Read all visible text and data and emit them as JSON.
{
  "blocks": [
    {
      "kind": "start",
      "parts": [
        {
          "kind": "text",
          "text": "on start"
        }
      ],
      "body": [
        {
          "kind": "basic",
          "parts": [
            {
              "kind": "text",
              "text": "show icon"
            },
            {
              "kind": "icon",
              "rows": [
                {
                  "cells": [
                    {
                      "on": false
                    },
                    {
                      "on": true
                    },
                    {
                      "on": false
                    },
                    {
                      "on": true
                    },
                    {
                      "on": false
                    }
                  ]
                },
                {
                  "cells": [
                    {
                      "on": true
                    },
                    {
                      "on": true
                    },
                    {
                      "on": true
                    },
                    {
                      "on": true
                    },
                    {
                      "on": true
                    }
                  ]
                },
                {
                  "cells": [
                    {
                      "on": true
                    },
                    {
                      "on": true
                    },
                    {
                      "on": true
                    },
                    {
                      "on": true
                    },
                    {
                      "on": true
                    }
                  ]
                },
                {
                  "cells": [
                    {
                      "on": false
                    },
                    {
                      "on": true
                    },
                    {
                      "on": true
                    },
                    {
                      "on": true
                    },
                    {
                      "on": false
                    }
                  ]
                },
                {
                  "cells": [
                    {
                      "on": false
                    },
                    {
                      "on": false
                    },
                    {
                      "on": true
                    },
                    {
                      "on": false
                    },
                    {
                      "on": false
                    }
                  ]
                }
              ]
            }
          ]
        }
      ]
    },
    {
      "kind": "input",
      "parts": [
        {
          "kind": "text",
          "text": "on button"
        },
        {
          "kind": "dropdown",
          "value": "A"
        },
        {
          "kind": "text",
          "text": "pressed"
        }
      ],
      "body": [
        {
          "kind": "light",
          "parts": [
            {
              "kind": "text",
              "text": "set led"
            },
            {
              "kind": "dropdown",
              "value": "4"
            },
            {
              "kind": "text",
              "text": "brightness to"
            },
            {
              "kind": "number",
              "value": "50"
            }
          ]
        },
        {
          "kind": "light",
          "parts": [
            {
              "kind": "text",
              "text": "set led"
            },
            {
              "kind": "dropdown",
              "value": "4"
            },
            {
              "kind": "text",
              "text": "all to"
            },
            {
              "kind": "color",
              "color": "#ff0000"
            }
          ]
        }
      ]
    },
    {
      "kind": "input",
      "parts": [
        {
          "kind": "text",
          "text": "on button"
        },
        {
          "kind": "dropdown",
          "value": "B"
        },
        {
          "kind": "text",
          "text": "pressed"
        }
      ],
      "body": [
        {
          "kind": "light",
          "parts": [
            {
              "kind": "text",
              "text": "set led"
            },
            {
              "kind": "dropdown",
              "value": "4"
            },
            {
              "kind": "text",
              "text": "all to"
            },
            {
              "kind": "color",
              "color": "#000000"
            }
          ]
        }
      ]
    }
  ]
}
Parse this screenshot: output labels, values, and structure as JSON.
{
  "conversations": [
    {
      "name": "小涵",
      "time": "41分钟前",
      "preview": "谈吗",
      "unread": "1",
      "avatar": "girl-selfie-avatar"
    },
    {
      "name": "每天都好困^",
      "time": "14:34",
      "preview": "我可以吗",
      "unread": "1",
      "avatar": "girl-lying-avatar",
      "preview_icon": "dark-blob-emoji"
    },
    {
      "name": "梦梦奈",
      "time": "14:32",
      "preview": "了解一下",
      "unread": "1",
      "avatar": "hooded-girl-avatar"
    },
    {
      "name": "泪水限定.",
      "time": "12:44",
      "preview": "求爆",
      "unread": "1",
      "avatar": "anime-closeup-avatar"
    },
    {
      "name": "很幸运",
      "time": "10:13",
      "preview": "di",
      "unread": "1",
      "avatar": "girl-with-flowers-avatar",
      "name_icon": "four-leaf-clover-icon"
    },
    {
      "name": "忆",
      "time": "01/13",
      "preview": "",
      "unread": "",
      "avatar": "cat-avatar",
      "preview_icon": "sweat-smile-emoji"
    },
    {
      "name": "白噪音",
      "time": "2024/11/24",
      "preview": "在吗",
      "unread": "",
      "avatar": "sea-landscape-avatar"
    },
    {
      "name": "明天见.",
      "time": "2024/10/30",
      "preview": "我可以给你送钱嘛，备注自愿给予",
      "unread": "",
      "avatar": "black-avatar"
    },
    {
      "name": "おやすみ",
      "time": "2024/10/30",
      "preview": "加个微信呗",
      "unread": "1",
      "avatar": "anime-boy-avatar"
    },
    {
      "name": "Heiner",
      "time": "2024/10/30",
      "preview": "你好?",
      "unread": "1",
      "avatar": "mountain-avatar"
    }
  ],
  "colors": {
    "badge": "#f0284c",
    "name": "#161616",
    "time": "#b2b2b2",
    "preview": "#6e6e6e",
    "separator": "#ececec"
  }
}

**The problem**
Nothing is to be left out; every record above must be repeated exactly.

**Exercise response**
Read all visible text and data and emit them as JSON.
{
  "blocks": [
    {
      "kind": "start",
      "parts": [
        {
          "kind": "text",
          "text": "on start"
        }
      ],
      "body": [
        {
          "kind": "basic",
          "parts": [
            {
              "kind": "text",
              "text": "show icon"
            },
            {
              "kind": "icon",
              "rows": [
                {
                  "cells": [
                    {
                      "on": false
                    },
                    {
                      "on": true
                    },
                    {
                      "on": false
                    },
                    {
                      "on": true
                    },
                    {
                      "on": false
                    }
                  ]
                },
                {
                  "cells": [
                    {
                      "on": true
                    },
                    {
                      "on": true
                    },
                    {
                      "on": true
                    },
                    {
                      "on": true
                    },
                    {
                      "on": true
                    }
                  ]
                },
                {
                  "cells": [
                    {
                      "on": true
                    },
                    {
                      "on": true
                    },
                    {
                      "on": true
                    },
                    {
                      "on": true
                    },
                    {
                      "on": true
                    }
                  ]
                },
                {
                  "cells": [
                    {
                      "on": false
                    },
                    {
                      "on": true
                    },
                    {
                      "on": true
                    },
                    {
                      "on": true
                    },
                    {
                      "on": false
                    }
                  ]
                },
                {
                  "cells": [
                    {
                      "on": false
                    },
                    {
                      "on": false
                    },
                    {
                      "on": true
                    },
                    {
                      "on": false
                    },
                    {
                      "on": false
                    }
                  ]
                }
              ]
            }
          ]
        }
      ]
    },
    {
      "kind": "input",
      "parts": [
        {
          "kind": "text",
          "text": "on button"
        },
        {
          "kind": "dropdown",
          "value": "A"
        },
        {
          "kind": "text",
          "text": "pressed"
        }
      ],
      "body": [
        {
          "kind": "light",
          "parts": [
            {
              "kind": "text",
              "text": "set led"
            },
            {
              "kind": "dropdown",
              "value": "4"
            },
            {
              "kind": "text",
              "text": "brightness to"
            },
            {
              "kind": "number",
              "value": "50"
            }
          ]
        },
        {
          "kind": "light",
          "parts": [
            {
              "kind": "text",
              "text": "set led"
            },
            {
              "kind": "dropdown",
              "value": "4"
            },
            {
              "kind": "text",
              "text": "all to"
            },
            {
              "kind": "color",
              "color": "#ff0000"
            }
          ]
        }
      ]
    },
    {
      "kind": "input",
      "parts": [
        {
          "kind": "text",
          "text": "on button"
        },
        {
          "kind": "dropdown",
          "value": "B"
        },
        {
          "kind": "text",
          "text": "pressed"
        }
      ],
      "body": [
        {
          "kind": "light",
          "parts": [
            {
              "kind": "text",
              "text": "set led"
            },
            {
              "kind": "dropdown",
              "value": "4"
            },
            {
              "kind": "text",
              "text": "all to"
            },
            {
              "kind": "color",
              "color": "#000000"
            }
          ]
        }
      ]
    }
  ]
}
Parse this screenshot: output labels, values, and structure as JSON.
{
  "conversations": [
    {
      "name": "小涵",
      "time": "41分钟前",
      "preview": "谈吗",
      "unread": "1",
      "avatar": "girl-selfie-avatar"
    },
    {
      "name": "每天都好困^",
      "time": "14:34",
      "preview": "我可以吗",
      "unread": "1",
      "avatar": "girl-lying-avatar",
      "preview_icon": "dark-blob-emoji"
    },
    {
      "name": "梦梦奈",
      "time": "14:32",
      "preview": "了解一下",
      "unread": "1",
      "avatar": "hooded-girl-avatar"
    },
    {
      "name": "泪水限定.",
      "time": "12:44",
      "preview": "求爆",
      "unread": "1",
      "avatar": "anime-closeup-avatar"
    },
    {
      "name": "很幸运",
      "time": "10:13",
      "preview": "di",
      "unread": "1",
      "avatar": "girl-with-flowers-avatar",
      "name_icon": "four-leaf-clover-icon"
    },
    {
      "name": "忆",
      "time": "01/13",
      "preview": "",
      "unread": "",
      "avatar": "cat-avatar",
      "preview_icon": "sweat-smile-emoji"
    },
    {
      "name": "白噪音",
      "time": "2024/11/24",
      "preview": "在吗",
      "unread": "",
      "avatar": "sea-landscape-avatar"
    },
    {
      "name": "明天见.",
      "time": "2024/10/30",
      "preview": "我可以给你送钱嘛，备注自愿给予",
      "unread": "",
      "avatar": "black-avatar"
    },
    {
      "name": "おやすみ",
      "time": "2024/10/30",
      "preview": "加个微信呗",
      "unread": "1",
      "avatar": "anime-boy-avatar"
    },
    {
      "name": "Heiner",
      "time": "2024/10/30",
      "preview": "你好?",
      "unread": "1",
      "avatar": "mountain-avatar"
    }
  ],
  "colors": {
    "badge": "#f0284c",
    "name": "#161616",
    "time": "#b2b2b2",
    "preview": "#6e6e6e",
    "separator": "#ececec"
  }
}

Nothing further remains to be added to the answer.